*Science***367**, 1018–1021 (2020).Yang, J.-H. et al. Low-threshold bound state in the continuum lasers in hybrid lattice resonance metasurfaces.

*Laser Photonics Rev.***15**, 2100118 (2021).Azzam, S. I. et al. Single and multi-mode directional lasing from arrays of dielectric nanoresonators.

*Laser Photonics Rev.***15**, 2000411 (2021).Hwang, M. S. et al. Ultralow-threshold laser using super-bound states in the continuum.

*Nat. Commun.***12**, 4135 (2021).Yu, Y. et al. Ultra-coherent fano laser based on a bound state in the continuum.

*Nat. Photon.***15**, 758–764 (2021).Björk, G., Karlsson, A. & Yamamoto, Y. Definition of a laser threshold.

*Phys. Rev. A***50**, 1675–1680 (1994).Ma, R. M. & Oulton, R. F. Application of nanolasers.

*Nat. Nanotechnol.***14**, 12–22 (2019).Ma, R. M. Lasing under ultralow pumping.

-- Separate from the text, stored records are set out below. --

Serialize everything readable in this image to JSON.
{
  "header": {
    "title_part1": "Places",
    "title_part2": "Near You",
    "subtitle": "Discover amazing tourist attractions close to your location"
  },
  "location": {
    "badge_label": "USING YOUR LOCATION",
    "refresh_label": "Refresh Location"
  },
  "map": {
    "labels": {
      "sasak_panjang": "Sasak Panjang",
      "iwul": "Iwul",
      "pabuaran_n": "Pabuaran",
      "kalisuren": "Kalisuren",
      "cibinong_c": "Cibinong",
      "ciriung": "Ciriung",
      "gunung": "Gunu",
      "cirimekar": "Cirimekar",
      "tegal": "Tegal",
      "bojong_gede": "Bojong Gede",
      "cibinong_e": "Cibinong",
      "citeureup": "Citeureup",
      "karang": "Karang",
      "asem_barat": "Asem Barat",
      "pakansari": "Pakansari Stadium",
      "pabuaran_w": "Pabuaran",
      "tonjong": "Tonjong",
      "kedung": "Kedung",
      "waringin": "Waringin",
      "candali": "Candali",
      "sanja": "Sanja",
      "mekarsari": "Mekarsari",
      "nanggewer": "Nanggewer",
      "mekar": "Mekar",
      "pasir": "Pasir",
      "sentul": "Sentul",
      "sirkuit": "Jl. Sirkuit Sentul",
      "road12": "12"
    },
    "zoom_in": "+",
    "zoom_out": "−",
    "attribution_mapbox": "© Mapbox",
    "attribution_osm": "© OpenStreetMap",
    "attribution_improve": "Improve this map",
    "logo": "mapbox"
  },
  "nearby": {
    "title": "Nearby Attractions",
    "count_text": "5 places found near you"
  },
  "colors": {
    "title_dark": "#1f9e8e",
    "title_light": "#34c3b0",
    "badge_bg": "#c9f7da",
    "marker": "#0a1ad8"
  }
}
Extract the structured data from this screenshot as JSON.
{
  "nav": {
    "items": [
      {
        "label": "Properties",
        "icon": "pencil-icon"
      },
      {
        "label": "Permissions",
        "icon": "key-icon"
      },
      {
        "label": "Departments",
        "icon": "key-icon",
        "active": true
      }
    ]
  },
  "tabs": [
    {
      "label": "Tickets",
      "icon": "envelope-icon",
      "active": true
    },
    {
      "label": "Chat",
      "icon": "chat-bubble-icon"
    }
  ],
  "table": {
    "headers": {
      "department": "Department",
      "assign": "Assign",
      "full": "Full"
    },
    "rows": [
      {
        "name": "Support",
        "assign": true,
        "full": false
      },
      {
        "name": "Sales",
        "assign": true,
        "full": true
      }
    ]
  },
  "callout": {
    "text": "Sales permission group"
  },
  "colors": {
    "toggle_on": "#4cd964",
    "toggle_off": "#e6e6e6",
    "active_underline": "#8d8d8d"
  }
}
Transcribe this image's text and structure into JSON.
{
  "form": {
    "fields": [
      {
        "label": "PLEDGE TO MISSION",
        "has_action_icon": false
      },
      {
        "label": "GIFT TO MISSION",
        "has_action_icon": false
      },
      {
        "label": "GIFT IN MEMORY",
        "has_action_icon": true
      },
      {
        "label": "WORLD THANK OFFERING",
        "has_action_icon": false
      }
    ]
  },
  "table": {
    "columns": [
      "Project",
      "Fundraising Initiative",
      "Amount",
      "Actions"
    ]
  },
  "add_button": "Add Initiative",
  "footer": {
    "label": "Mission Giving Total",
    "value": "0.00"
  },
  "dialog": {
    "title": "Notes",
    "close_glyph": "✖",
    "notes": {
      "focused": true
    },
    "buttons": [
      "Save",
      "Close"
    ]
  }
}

*Nat. Mater.***18**, 1152–1153 (2019).

## Acknowledgements

This work is supported by the National Key R&D Program of China (Grant no. 2022YFA1404700, 2018YFA0704401), the Beijing Natural Science Foundation (grant no. Z180011), the National Natural Science Foundation of China (Grant nos. 12225402, 91950115, 11774014) and the Tencent Foundation.

## Author information

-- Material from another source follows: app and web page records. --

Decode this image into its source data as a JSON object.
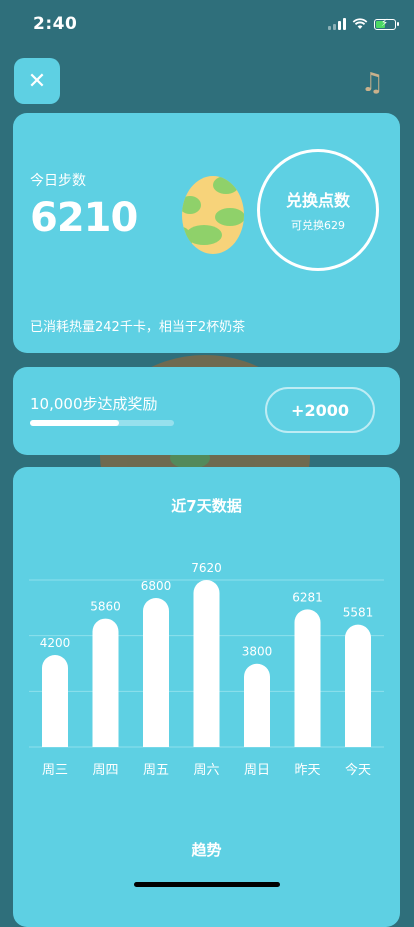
{
  "status_bar": {
    "time": "2:40"
  },
  "header": {
    "close_icon": "✕",
    "music_icon": "♫"
  },
  "steps_card": {
    "label": "今日步数",
    "value": "6210",
    "exchange_title": "兑换点数",
    "exchange_sub": "可兑换629",
    "calories_text": "已消耗热量242千卡，相当于2杯奶茶"
  },
  "goal_card": {
    "label": "10,000步达成奖励",
    "progress": 0.621,
    "button_label": "+2000"
  },
  "chart_card": {
    "title": "近7天数据",
    "trend_label": "趋势"
  },
  "chart_data": {
    "type": "bar",
    "title": "近7天数据",
    "categories": [
      "周三",
      "周四",
      "周五",
      "周六",
      "周日",
      "昨天",
      "今天"
    ],
    "values": [
      4200,
      5860,
      6800,
      7620,
      3800,
      6281,
      5581
    ],
    "ylim": [
      0,
      7620
    ],
    "grid": true,
    "colors": {
      "bar": "#ffffff",
      "grid": "#8fe0ec",
      "label": "#ffffff"
    }
  }
}
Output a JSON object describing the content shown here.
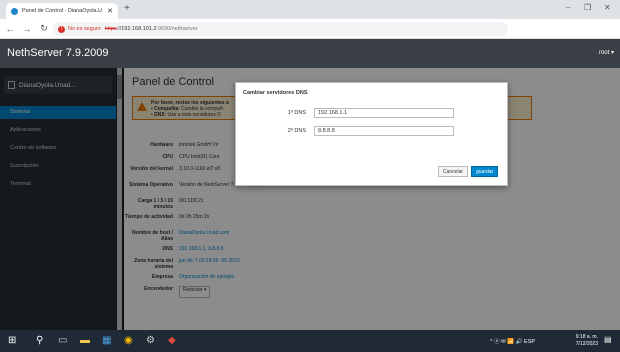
{
  "browser": {
    "tab_title": "Panel de Control - DianaOyola.U",
    "tab_close": "✕",
    "new_tab": "+",
    "not_secure": "No es seguro",
    "url_scheme": "https",
    "url_host": "://192.168.101.2",
    "url_path": ":9090/nethserver",
    "window_controls": {
      "min": "–",
      "max": "❐",
      "close": "✕"
    }
  },
  "app": {
    "brand": "NethServer 7.9.2009",
    "user": "root ▾"
  },
  "sidebar": {
    "host": "DianaOyola.Unad...",
    "items": [
      {
        "label": "Sistema",
        "active": true
      },
      {
        "label": "Aplicaciones",
        "active": false
      },
      {
        "label": "Centro de software",
        "active": false
      },
      {
        "label": "Suscripción",
        "active": false
      },
      {
        "label": "Terminal",
        "active": false
      }
    ]
  },
  "main": {
    "title": "Panel de Control",
    "alert": {
      "heading": "Por favor, revise los siguientes a",
      "line1_bold": "Compañía",
      "line1_text": ": Cambie la compañ",
      "line2_bold": "DNS",
      "line2_text": ": Use a más servidores D"
    },
    "info": [
      {
        "label": "Hardware",
        "value": "innotek GmbH Vir"
      },
      {
        "label": "CPU",
        "value": "CPU Intel(R) Core"
      },
      {
        "label": "Versión del kernel",
        "value": "3.10.0-1160.el7.x8"
      },
      {
        "label": "Sistema Operativo",
        "value": "Versión de NethServer 7.9.2009 (final)"
      },
      {
        "label": "Carga 1 / 5 / 15 minutos",
        "value": "0/0,11/0,21"
      },
      {
        "label": "Tiempo de actividad",
        "value": "0d 0h 25m 2s"
      },
      {
        "label": "Nombre de host / Alias",
        "value": "DianaOyola.Unad.com",
        "link": true
      },
      {
        "label": "DNS",
        "value": "192.168.1.1, 8.8.8.8",
        "link": true
      },
      {
        "label": "Zona horaria del sistema",
        "value": "jue dic 7 09:18:05 -05 2023",
        "link": true
      },
      {
        "label": "Empresa",
        "value": "Organización de ejemplo",
        "link": true
      },
      {
        "label": "Encendedor",
        "value": "Reiniciar ▾"
      }
    ]
  },
  "modal": {
    "title": "Cambiar servidores DNS",
    "dns1_label": "1º DNS",
    "dns1_value": "192.168.1.1",
    "dns2_label": "2º DNS",
    "dns2_value": "8.8.8.8",
    "cancel": "Cancelar",
    "save": "guardar"
  },
  "taskbar": {
    "tray": "^ ⓔ ✉ 📶 🔊 ESP",
    "time": "9:18 a. m.",
    "date": "7/12/2023"
  },
  "colors": {
    "accent": "#0088ce",
    "header": "#393f44",
    "sidebar": "#292e34",
    "alert": "#ec7a08"
  }
}
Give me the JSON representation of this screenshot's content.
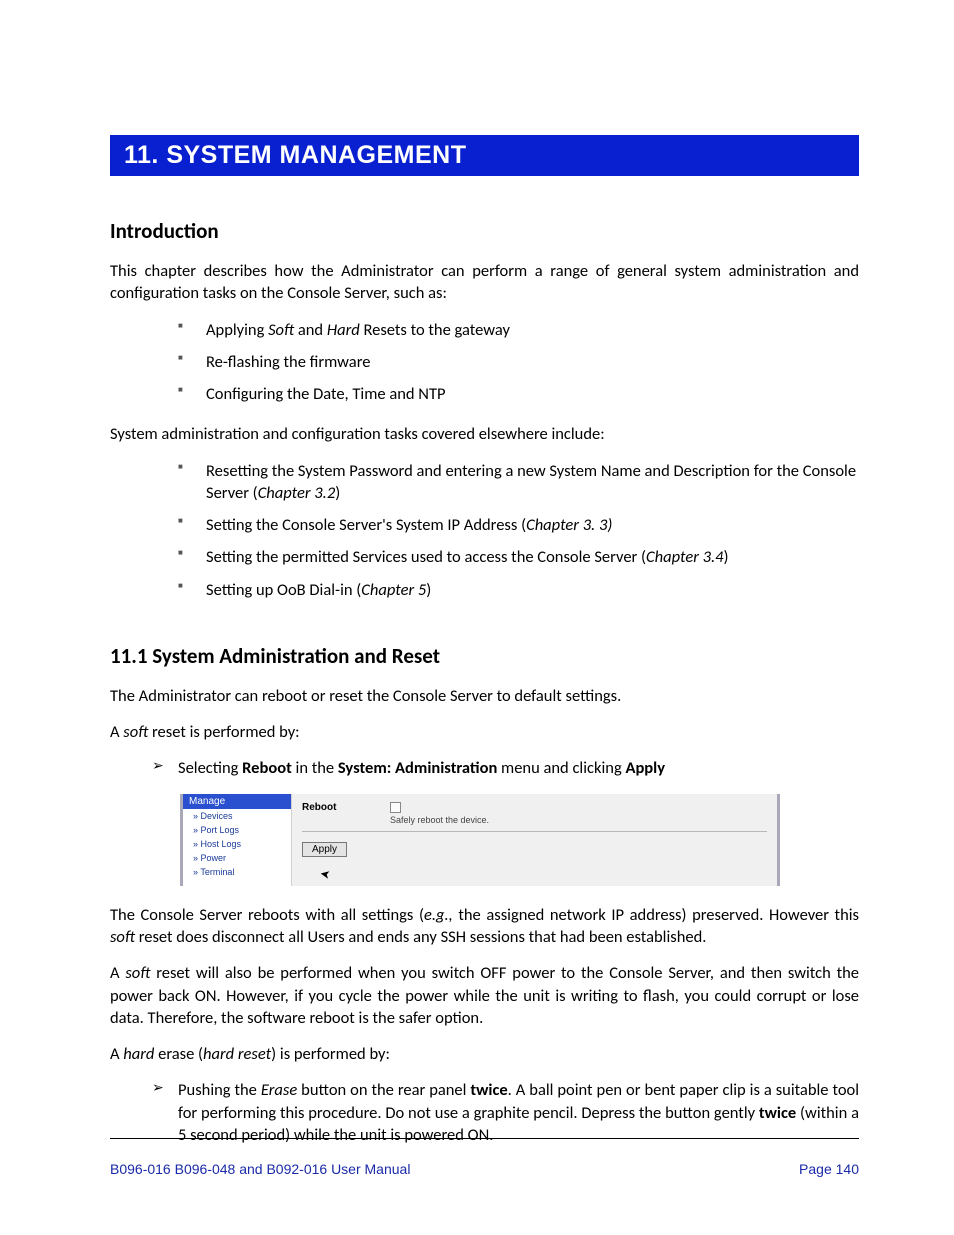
{
  "chapter": {
    "title": "11.   SYSTEM MANAGEMENT"
  },
  "intro": {
    "heading": "Introduction",
    "p1": "This chapter describes how the Administrator can perform a range of general system administration and configuration tasks on the Console Server, such as:",
    "bullets1": {
      "b1_pre": "Applying ",
      "b1_soft": "Soft",
      "b1_mid": " and ",
      "b1_hard": "Hard",
      "b1_post": " Resets to the gateway",
      "b2": "Re-flashing the firmware",
      "b3": "Configuring the Date, Time and NTP"
    },
    "p2": "System administration and configuration tasks covered elsewhere include:",
    "bullets2": {
      "b1_pre": "Resetting the System Password and entering a new System Name and Description for the Console Server (",
      "b1_ref": "Chapter 3.2",
      "b1_post": ")",
      "b2_pre": "Setting the Console Server's System IP Address (",
      "b2_ref": "Chapter 3. 3)",
      "b3_pre": "Setting the permitted Services used to access the Console Server (",
      "b3_ref": "Chapter 3.4",
      "b3_post": ")",
      "b4_pre": "Setting up OoB Dial-in (",
      "b4_ref": "Chapter 5",
      "b4_post": ")"
    }
  },
  "section11_1": {
    "heading": "11.1   System Administration and Reset",
    "p1": "The Administrator can reboot or reset the Console Server to default settings.",
    "p2_pre": "A ",
    "p2_em": "soft",
    "p2_post": " reset is performed by:",
    "arrow1_pre": "Selecting ",
    "arrow1_b1": "Reboot",
    "arrow1_mid1": " in the ",
    "arrow1_b2": "System: Administration",
    "arrow1_mid2": " menu and clicking ",
    "arrow1_b3": "Apply",
    "p3_pre": "The Console Server reboots with all settings (",
    "p3_eg": "e.g.,",
    "p3_mid": " the assigned network IP address) preserved. However this ",
    "p3_soft": "soft",
    "p3_post": " reset does disconnect all Users and ends any SSH sessions that had been established.",
    "p4_pre": "A ",
    "p4_soft": "soft",
    "p4_post": " reset will also be performed when you switch OFF power to the Console Server, and then switch the power back ON. However, if you cycle the power while the unit is writing to flash, you could corrupt or lose data. Therefore, the software reboot is the safer option.",
    "p5_pre": "A ",
    "p5_hard": "hard",
    "p5_mid": " erase (",
    "p5_hr": "hard reset",
    "p5_post": ") is performed by:",
    "arrow2_pre": "Pushing the ",
    "arrow2_em": "Erase",
    "arrow2_mid1": " button on the rear panel ",
    "arrow2_b1": "twice",
    "arrow2_mid2": ". A ball point pen or bent paper clip is a suitable tool for performing this procedure. Do not use a graphite pencil. Depress the button gently ",
    "arrow2_b2": "twice",
    "arrow2_post": " (within a 5 second period) while the unit is powered ON."
  },
  "screenshot": {
    "sidebar": {
      "header": "Manage",
      "items": [
        "Devices",
        "Port Logs",
        "Host Logs",
        "Power",
        "Terminal"
      ]
    },
    "form": {
      "reboot_label": "Reboot",
      "help": "Safely reboot the device.",
      "apply": "Apply"
    }
  },
  "footer": {
    "left": "B096-016 B096-048 and B092-016 User Manual",
    "right": "Page 140"
  }
}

### Authors and Affiliations

### Contributions

R.-M.M. conceived the concept and supervised the project. Y.-G.S., Y.-H.O., and H.-Y.L. performed optical characterization. J.-Y.Lu. fabricated the devices. Y.-H.O., H.-Y.L., J.-H.W., and J.-Y.Li. carried out numerical simulations. R.-M.M., H.-Y.L., and Y.-H.O. did the data analysis. R.-M.M. wrote the manuscript with input from all authors.

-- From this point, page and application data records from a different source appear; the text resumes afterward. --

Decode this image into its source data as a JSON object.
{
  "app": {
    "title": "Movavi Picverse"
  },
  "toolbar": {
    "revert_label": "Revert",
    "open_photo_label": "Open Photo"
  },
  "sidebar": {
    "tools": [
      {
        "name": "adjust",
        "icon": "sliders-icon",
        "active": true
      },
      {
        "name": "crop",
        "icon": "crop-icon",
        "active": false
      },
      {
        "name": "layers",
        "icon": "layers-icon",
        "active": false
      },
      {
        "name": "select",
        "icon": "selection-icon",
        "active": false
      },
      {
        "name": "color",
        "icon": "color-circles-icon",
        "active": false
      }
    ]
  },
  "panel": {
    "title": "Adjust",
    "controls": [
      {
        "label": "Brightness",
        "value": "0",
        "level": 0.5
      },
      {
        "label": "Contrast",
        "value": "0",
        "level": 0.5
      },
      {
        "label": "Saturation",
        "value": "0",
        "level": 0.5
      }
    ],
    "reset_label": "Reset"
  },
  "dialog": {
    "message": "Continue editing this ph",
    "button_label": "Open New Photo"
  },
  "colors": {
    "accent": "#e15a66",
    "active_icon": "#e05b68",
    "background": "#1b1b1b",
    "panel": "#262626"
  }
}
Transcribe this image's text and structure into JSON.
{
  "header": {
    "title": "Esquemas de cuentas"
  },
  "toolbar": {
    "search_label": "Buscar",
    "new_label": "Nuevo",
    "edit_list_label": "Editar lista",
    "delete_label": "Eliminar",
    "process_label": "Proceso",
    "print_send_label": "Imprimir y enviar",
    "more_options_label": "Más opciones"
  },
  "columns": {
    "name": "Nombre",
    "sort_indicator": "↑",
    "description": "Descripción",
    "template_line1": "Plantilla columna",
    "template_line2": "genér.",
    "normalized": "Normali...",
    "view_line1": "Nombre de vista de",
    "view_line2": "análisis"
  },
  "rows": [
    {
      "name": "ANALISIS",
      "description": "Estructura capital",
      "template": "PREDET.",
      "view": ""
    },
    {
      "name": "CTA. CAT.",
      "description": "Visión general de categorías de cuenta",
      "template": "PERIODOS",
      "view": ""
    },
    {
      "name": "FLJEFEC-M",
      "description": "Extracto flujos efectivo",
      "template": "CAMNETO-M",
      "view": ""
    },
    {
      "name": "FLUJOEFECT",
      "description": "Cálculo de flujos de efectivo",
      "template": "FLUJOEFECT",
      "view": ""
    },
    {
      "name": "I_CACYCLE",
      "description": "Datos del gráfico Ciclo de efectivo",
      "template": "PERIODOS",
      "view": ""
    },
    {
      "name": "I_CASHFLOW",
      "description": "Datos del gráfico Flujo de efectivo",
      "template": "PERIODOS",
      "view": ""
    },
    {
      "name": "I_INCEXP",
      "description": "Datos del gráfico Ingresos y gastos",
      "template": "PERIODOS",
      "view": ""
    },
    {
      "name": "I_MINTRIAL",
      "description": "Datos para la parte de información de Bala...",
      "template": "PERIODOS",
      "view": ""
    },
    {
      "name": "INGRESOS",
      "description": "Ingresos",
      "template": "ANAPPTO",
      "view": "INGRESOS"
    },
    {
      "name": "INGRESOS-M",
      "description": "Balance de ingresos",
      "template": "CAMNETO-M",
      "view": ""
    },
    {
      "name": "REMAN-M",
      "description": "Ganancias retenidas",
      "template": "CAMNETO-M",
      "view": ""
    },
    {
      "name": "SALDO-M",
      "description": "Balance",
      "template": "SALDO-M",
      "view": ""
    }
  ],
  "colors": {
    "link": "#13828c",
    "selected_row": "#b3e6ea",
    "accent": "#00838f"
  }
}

### Corresponding author

## Ethics declarations

### Competing interests

The authors declare no competing interests.

## Peer review

### Peer review information

*Nature Communications* thanks Cuicui Lu and the other anonymous reviewer(s) for their contribution to the peer review of this work.

## Additional information

**Publisher’s note** Springer Nature remains neutral with regard to jurisdictional claims in published maps and institutional affiliations.

## Supplementary information

## Rights and permissions

**Open Access** This article is licensed under a Creative Commons Attribution 4.0 International License, which permits use, sharing, adaptation, distribution and reproduction in any medium or format, as long as you give appropriate credit to the original author(s) and the source, provide a link to the Creative Commons license, and indicate if changes were made. The images or other third party material in this article are included in the article’s Creative Commons license, unless indicated otherwise in a credit line to the material. If material is not included in the article’s Creative Commons license and your intended use is not permitted by statutory regulation or exceeds the permitted use, you will need to obtain permission directly from the copyright holder. To view a copy of this license, visit http://creativecommons.org/licenses/by/4.0/.

## About this article

### Cite this article

Sang, YG., Lu, JY., Ouyang, YH. *et al.* Topological polarization singular lasing with highly efficient radiation channel.
*Nat Commun* **13**, 6485 (2022). https://doi.org/10.1038/s41467-022-34307-4

Received:

Accepted:

Published:

DOI: https://doi.org/10.1038/s41467-022-34307-4

## Comments

By submitting a comment you agree to abide by our Terms and Community Guidelines. If you find something abusive or that does not comply with our terms or guidelines please flag it as inappropriate.